Ten ways to promote Fairtrade in your Church and Community
1. Celebrate Fairtrade Fortnight each year
Take part in the Annual Diocesan Poster Competition in Fairtrade Fortnight.
Read about pupils from Birkenshaw Primary preparing for the competition and the winning entries in 2015.
2. Have a prominent Fairtrade Noticeboard
Have a prominent notice board dedicated to Fairtrade and update it regularly.
Wyther Parish Church has a good example.
Read more about Fairtrade at Venerable Bede, Wyther, Leeds.
3. Run a Fairtrade Stall
Run a Fairtrade stall after the church service maybe once a month.
For help or suggestions about where to buy Fairtrade products on a sale or return basis contact one of the following:
- The Beehive Shop in Chapel Allerton
- The Fairtrade Shop at St Peters Church, Harrogate
- Fair and Funky in Huddersfield
- Premcrest are Fairtrade wholesalers in Bradford
- The Olive Branch Fairtrade Shop Great Horton Road, Bradford.
- Fairtrade Ackworth in Pontefract 07858 416867
- Fair Trader in Holmfirth
- Spirals in Hebden Bridge
4. Put the Fairtrade Mark on your church website
Put the Fairtrade Mark on your website to show that you have registered as a Fairtrade Church with the Fairtrade Foundation, preferably on the home page.
St Peter's Harrogate has done this.
Make sure you are following the legal guidelines though.
5. Make a Fairtrade webpage
Dedicate a page of your church's website to Fairtrade.
Christ Church Harrogate have done this.
6. Make Fairtrade a theme of worship
Suggest Fairtrade is a theme of worship at least once a year.
Resources are available for free from the Fairtrade Foundation.
St Paul's Church in Shipley (Bradford) used Fairtrade roses to mark Mary Sumner Day 2016. St Peter's Church in Shipley (Bradford) decorated a windowsill with Fairtrade Tea and Roses during their recent Flower & Photography Festival. This idea could be used at Christmas with red Fairtrade roses (Co-op, Lidl, ASDA, Aldi) and gold Fairtrade tea tins (M&S)
7. Raise awareness
Raise awareness of Fairtrade in your church by displaying signs which say that you are serving Fairtrade tea and coffee.
Or do something to really make a splash...
like the Fairtrade bananas who rode from Haworth to Oxenhope ahead of the main riders in the Tour de France in Yorkshire.
Read more here.
8. Take part in a community event
Organise a stall at your local community fun day or church garden party.
Give away Fairtrade samples and stickers.
Have fun activities for the children and quizzes for the adults.
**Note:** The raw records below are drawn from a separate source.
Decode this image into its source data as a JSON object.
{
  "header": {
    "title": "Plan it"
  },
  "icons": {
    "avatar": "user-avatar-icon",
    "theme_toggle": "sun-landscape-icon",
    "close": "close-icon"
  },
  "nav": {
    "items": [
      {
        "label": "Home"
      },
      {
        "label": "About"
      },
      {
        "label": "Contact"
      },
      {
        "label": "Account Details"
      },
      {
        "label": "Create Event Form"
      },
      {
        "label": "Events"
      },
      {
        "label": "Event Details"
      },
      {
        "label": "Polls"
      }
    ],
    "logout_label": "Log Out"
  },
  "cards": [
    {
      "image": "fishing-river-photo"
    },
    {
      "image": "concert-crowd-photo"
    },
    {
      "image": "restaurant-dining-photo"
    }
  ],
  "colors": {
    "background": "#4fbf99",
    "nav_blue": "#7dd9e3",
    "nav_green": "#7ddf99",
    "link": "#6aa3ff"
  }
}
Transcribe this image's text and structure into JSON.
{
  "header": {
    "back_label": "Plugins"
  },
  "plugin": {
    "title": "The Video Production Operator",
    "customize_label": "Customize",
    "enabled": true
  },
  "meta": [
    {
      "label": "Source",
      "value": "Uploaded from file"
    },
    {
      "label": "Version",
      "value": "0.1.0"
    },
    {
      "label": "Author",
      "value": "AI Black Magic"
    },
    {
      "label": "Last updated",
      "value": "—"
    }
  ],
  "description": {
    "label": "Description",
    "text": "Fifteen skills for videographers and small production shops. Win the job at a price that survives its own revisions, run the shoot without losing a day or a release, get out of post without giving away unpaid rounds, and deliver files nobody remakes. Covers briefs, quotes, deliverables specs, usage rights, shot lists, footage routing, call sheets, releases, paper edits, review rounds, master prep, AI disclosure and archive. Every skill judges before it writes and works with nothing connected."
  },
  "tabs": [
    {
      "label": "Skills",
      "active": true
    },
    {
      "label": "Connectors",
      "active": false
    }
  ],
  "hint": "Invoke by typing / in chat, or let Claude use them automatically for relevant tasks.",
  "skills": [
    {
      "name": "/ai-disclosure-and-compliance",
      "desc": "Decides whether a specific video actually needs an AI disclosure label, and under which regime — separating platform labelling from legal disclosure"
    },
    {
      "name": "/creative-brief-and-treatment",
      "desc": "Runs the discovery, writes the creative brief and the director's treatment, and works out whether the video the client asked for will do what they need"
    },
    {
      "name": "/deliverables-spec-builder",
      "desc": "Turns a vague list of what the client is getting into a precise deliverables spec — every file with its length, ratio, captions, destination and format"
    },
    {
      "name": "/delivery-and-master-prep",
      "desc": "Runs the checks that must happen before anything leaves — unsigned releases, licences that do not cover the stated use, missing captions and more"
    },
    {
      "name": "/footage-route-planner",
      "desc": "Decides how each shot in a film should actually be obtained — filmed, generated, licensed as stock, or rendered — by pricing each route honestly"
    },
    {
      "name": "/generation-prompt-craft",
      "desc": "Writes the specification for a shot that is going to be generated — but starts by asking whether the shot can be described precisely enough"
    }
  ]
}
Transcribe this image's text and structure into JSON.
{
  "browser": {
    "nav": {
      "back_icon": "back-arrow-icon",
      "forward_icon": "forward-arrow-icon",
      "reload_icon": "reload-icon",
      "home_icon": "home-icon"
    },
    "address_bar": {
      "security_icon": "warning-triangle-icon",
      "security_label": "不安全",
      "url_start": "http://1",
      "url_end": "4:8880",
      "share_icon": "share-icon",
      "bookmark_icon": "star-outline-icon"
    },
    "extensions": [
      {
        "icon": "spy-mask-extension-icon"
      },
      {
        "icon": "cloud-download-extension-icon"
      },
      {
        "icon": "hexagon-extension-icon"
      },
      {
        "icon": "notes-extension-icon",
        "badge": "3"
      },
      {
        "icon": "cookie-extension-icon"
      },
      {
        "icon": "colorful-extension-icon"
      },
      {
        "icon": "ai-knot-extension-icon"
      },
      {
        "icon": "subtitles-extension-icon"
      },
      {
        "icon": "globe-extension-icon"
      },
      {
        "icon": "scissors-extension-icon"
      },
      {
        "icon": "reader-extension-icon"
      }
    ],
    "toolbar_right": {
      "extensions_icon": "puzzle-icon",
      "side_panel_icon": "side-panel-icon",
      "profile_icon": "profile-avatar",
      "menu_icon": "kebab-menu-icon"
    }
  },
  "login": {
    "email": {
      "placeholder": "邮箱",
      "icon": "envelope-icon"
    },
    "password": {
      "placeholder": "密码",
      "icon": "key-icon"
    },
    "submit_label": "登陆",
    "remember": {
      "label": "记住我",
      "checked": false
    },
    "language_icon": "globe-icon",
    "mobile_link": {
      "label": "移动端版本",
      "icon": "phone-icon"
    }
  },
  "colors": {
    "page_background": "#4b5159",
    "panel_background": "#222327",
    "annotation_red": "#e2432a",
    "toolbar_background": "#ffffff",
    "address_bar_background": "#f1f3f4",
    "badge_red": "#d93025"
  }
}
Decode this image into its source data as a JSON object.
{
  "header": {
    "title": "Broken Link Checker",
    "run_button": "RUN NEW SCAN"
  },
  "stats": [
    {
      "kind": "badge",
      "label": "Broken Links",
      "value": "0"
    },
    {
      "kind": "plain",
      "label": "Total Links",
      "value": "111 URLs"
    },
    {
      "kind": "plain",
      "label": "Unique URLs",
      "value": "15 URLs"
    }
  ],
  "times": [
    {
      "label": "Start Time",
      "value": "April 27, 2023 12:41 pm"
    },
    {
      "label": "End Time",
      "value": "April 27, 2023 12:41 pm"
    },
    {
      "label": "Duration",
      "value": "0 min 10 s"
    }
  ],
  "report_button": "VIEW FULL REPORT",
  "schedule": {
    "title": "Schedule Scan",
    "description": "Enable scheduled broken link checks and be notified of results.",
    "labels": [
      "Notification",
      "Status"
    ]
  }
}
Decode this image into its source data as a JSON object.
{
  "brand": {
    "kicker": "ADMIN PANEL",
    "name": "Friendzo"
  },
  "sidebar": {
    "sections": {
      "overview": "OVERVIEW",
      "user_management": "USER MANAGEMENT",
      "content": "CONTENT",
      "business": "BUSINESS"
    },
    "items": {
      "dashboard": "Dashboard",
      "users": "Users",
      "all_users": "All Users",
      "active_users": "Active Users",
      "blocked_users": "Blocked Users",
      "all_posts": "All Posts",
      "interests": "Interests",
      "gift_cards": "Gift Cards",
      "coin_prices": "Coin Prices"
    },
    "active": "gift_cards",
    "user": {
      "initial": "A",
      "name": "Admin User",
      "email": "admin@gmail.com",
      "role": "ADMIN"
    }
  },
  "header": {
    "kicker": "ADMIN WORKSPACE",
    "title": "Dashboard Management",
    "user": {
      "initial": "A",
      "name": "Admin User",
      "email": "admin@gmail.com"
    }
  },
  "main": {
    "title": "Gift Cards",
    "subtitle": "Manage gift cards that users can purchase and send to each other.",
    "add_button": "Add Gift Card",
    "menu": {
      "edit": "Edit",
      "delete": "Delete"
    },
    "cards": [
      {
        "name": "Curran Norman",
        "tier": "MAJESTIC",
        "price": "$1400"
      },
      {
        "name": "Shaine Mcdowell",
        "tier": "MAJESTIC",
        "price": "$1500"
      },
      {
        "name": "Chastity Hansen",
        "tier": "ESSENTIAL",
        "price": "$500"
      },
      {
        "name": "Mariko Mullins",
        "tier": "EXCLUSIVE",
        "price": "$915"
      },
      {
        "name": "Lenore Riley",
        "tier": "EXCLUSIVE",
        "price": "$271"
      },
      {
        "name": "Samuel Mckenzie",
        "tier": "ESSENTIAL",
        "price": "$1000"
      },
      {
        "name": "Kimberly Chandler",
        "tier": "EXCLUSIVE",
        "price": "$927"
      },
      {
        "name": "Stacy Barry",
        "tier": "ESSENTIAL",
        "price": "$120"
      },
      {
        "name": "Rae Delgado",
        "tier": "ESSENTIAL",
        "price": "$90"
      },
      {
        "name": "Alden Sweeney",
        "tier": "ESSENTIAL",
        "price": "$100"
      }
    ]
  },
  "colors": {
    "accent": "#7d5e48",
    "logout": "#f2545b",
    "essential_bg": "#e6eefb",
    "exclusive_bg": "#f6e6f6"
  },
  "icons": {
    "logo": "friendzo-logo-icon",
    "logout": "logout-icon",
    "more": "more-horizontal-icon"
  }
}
The Churchyard of St John's, Baildon (Bradford) was recently home to a Fairtrade Scarecrow as part of the local Scarecrow Festival.
“Pat-a-cake, pat-a-cake, Fairtrade man, Bake me a cake as fair as you can” Nursery rhymes was the theme for Baildon Scarecrow Walk where families and children patted the enormous cake baked by our Fairtrade man. More than 330 children went away with Fairtrade stickers and adults joined them in trying delicious Fairtrade chocolate cake buns. Interested young people and other supporters were offered information about how Fairtrade supports sustainable farming practices.
For more details: Baildon Fairtrade has a Facebook Community Page.
9. Encourage your local school to promote Fairtrade
Children at St James School, Wetherby designed a great poster for their classroom.
10. Encourage people to buy Fairtrade
Linda Fergusson at St Margaret's Church, Horsforth wanted to encourage more sales of Fairtrade products at her church.
To engage people who never come to the Fairtrade stall she created an order form, suggesting people might swap
one or two of their regular supermarket items for Fairtrade ones and order them on a regular basis.
Download Linda's order form and adapt.